**What you should do**
Look through the data that follows and copy each line with the string "ipynb".

**Source data**

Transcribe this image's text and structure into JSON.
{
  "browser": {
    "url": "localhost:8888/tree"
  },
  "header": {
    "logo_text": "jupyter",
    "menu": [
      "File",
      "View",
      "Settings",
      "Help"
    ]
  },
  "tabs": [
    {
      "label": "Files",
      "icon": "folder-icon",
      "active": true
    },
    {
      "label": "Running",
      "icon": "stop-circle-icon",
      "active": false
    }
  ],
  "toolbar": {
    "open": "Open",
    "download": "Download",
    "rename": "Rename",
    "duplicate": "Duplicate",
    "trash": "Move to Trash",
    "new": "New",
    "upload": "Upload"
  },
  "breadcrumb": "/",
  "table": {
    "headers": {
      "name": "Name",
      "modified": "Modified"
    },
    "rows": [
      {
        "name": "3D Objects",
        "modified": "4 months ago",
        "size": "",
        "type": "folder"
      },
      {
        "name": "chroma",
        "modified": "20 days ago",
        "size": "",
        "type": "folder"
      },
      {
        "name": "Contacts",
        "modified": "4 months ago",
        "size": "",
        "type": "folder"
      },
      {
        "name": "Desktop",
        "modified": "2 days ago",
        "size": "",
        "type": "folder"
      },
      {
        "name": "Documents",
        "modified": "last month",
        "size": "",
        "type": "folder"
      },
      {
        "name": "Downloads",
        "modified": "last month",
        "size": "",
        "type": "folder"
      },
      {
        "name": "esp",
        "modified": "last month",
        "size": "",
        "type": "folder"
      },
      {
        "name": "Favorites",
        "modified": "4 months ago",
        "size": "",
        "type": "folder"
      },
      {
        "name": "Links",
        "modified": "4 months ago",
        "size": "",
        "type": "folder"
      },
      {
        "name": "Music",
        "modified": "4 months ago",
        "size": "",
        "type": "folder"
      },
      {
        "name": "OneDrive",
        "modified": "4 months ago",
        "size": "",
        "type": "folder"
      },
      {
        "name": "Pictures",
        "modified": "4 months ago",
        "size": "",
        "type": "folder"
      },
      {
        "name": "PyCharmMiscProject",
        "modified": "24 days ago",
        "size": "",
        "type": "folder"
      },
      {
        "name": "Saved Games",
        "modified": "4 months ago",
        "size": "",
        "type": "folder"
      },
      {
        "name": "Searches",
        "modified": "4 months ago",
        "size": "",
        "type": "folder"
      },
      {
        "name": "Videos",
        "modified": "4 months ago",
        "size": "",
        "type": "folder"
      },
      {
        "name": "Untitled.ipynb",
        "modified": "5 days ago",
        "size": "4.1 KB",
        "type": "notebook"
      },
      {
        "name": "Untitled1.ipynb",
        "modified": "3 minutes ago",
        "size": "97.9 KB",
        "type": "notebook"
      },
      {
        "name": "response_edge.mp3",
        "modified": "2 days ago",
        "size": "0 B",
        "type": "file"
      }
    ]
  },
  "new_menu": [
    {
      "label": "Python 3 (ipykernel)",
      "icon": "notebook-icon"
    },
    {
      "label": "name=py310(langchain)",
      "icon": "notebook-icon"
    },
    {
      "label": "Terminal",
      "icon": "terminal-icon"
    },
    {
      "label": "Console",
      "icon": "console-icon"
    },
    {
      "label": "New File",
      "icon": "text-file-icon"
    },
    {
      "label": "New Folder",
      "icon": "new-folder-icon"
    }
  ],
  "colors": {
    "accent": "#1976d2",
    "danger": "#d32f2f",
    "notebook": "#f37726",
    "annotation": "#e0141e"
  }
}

**Your solution**
        "name": "Untitled.ipynb",
        "name": "Untitled1.ipynb",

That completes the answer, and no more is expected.